*** Begin section ***

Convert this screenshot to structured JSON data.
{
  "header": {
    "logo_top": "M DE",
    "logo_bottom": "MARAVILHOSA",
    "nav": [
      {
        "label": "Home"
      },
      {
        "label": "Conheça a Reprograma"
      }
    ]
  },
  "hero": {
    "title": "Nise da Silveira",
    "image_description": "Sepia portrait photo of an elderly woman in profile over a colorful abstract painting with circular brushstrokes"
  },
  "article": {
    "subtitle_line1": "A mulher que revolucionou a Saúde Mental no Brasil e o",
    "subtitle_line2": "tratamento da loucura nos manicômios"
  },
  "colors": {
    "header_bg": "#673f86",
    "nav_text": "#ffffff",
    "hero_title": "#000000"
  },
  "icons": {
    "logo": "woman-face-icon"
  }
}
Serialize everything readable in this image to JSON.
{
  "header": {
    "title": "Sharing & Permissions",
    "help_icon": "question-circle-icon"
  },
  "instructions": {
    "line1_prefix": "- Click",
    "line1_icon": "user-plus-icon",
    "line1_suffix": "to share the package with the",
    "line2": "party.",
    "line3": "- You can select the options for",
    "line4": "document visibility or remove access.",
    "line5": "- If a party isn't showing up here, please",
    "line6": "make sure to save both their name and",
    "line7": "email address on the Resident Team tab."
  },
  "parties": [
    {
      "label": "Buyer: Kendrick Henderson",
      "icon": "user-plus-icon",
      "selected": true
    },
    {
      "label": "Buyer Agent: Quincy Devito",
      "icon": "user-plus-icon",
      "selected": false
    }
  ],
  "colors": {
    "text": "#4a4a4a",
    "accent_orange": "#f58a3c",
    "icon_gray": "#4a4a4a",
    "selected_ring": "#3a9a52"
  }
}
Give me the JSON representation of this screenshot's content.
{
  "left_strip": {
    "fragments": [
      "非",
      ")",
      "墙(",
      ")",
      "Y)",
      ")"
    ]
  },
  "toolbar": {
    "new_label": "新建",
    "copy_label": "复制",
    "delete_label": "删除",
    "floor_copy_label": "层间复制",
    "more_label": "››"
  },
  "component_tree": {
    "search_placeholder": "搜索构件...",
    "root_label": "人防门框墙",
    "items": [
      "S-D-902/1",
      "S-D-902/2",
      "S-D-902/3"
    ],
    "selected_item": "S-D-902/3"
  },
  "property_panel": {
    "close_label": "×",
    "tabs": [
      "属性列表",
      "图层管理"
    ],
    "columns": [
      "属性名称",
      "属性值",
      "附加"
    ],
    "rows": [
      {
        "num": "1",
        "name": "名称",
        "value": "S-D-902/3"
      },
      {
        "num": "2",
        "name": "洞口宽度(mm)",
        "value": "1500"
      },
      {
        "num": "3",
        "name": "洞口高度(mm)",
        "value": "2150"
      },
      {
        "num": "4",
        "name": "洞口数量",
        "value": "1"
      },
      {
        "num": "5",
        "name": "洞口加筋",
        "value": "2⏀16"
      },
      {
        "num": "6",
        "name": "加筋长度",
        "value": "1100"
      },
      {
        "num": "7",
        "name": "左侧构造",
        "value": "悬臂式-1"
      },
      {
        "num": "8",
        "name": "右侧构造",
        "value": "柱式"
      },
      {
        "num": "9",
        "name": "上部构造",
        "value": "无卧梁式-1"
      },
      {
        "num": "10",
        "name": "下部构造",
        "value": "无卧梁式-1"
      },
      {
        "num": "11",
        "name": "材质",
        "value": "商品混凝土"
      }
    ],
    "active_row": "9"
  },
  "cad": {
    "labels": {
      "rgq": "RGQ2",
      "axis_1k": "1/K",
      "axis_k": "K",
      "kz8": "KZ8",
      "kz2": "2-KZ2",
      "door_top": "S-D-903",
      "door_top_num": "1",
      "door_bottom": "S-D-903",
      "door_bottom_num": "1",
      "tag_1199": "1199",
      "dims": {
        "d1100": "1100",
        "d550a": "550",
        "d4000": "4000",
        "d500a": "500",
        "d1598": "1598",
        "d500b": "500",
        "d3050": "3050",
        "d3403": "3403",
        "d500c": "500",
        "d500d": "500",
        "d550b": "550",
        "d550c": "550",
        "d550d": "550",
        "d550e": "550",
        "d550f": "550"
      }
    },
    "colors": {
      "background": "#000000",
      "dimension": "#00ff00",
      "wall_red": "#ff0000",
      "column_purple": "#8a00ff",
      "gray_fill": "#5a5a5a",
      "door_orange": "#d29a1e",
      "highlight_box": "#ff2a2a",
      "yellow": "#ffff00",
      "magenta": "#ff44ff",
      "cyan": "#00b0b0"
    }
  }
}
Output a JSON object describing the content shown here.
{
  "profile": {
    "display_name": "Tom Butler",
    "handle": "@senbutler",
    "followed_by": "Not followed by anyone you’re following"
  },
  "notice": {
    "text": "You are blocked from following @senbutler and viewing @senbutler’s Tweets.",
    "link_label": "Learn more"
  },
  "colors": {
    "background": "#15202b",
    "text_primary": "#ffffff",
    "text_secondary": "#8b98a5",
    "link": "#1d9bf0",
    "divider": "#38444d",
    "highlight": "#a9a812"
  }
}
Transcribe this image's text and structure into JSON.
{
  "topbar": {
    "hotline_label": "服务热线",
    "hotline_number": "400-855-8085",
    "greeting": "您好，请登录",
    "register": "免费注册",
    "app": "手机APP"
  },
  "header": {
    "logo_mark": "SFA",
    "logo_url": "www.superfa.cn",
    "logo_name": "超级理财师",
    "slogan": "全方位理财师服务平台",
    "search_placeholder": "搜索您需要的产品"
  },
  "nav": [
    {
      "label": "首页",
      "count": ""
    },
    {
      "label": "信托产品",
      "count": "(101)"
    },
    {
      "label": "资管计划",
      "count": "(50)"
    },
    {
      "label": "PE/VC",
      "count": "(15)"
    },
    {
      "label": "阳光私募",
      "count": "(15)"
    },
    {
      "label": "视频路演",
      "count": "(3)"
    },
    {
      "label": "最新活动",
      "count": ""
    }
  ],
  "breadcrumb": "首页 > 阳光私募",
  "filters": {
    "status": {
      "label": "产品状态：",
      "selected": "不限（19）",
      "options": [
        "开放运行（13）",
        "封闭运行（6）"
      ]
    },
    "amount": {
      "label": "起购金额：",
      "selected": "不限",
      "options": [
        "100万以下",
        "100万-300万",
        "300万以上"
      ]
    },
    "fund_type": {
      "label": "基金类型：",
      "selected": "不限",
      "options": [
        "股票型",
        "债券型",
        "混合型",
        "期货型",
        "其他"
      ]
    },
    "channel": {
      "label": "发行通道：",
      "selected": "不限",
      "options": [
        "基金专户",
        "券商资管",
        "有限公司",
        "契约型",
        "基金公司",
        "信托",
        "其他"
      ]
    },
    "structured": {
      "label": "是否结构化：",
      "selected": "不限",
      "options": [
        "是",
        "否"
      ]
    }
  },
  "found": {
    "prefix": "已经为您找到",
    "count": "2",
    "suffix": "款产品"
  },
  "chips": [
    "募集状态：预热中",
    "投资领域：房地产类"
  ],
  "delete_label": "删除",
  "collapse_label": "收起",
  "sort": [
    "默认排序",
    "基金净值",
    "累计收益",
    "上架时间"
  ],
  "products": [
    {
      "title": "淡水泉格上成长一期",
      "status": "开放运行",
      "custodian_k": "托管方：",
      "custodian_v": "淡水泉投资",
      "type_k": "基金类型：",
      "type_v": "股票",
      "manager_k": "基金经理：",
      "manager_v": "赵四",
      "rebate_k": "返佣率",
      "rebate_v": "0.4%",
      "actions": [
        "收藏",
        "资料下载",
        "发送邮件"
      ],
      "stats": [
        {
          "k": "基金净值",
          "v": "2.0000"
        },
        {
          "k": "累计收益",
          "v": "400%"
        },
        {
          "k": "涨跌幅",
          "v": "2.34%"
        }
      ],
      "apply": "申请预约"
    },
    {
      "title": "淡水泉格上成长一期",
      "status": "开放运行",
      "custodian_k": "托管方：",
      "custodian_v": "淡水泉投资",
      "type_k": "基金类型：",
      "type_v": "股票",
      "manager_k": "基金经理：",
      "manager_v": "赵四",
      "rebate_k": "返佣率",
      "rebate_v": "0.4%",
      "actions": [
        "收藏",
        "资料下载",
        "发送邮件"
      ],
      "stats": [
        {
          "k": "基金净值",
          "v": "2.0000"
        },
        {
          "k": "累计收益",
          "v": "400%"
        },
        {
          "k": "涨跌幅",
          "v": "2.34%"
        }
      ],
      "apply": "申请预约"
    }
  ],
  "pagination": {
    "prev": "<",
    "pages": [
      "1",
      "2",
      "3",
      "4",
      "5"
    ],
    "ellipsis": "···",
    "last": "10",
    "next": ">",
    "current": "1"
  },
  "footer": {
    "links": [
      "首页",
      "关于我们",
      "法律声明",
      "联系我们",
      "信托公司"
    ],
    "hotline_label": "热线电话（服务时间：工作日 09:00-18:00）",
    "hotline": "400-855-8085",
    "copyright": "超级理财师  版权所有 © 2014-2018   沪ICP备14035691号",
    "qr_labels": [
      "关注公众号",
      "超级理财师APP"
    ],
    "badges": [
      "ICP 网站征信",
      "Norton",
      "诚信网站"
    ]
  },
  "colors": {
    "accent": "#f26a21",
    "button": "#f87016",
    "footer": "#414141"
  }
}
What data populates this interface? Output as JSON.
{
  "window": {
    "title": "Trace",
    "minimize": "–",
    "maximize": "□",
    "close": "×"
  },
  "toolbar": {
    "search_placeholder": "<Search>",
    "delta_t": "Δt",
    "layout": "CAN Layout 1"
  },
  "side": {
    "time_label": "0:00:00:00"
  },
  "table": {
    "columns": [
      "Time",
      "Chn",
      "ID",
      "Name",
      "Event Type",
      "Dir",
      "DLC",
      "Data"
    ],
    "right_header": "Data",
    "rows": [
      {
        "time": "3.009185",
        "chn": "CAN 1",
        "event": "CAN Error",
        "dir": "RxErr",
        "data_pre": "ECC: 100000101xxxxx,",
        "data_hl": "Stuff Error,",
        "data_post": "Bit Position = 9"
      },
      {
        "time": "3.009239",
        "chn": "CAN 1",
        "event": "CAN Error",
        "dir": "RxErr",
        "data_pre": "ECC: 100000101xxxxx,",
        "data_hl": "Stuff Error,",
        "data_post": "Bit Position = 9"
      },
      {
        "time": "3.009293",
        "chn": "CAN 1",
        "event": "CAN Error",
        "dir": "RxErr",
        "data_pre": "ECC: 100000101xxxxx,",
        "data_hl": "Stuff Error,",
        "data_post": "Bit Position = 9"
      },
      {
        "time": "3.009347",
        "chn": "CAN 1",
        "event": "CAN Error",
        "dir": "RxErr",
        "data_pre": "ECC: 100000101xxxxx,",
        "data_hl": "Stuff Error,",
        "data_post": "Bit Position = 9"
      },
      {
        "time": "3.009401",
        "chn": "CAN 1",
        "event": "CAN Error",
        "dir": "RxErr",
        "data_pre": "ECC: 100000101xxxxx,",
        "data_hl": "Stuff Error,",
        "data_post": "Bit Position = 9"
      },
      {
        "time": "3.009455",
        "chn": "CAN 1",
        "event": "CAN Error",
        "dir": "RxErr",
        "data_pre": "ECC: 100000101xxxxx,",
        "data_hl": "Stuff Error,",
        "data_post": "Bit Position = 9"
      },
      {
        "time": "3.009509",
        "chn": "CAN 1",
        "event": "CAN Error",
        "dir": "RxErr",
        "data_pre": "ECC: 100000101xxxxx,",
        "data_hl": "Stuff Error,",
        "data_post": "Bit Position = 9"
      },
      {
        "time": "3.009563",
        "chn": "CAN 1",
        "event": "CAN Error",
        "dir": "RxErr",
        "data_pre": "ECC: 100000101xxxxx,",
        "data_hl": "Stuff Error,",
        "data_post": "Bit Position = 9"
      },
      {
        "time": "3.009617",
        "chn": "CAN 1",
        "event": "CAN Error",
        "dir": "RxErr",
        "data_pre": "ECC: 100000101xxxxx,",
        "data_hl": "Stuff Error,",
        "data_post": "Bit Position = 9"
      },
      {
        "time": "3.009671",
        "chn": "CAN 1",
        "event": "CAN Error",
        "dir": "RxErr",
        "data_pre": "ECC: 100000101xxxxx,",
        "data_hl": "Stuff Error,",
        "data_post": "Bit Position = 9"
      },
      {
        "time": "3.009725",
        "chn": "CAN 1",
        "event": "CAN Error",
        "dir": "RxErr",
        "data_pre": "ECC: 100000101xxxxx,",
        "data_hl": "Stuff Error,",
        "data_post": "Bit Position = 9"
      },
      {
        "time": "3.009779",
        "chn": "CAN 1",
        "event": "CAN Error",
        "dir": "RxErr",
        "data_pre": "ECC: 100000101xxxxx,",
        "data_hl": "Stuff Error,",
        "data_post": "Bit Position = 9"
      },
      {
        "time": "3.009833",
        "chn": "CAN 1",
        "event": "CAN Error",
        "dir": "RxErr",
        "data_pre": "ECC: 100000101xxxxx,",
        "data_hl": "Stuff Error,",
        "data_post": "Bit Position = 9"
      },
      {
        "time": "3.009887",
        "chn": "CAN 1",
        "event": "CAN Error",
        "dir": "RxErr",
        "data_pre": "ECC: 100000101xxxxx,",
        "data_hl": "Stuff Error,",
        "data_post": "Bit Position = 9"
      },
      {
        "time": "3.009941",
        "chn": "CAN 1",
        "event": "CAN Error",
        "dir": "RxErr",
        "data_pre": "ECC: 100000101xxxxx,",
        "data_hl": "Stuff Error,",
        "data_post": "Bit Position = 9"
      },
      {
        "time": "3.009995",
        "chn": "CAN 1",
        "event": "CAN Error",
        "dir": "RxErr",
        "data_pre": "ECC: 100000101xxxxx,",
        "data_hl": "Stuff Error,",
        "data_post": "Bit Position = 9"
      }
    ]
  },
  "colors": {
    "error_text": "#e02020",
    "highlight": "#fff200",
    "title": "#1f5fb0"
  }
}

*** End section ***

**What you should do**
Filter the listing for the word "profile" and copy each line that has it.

**Your solution**
    "image_description": "Sepia portrait photo of an elderly woman in profile over a colorful abstract painting with circular brushstrokes"
  "profile": {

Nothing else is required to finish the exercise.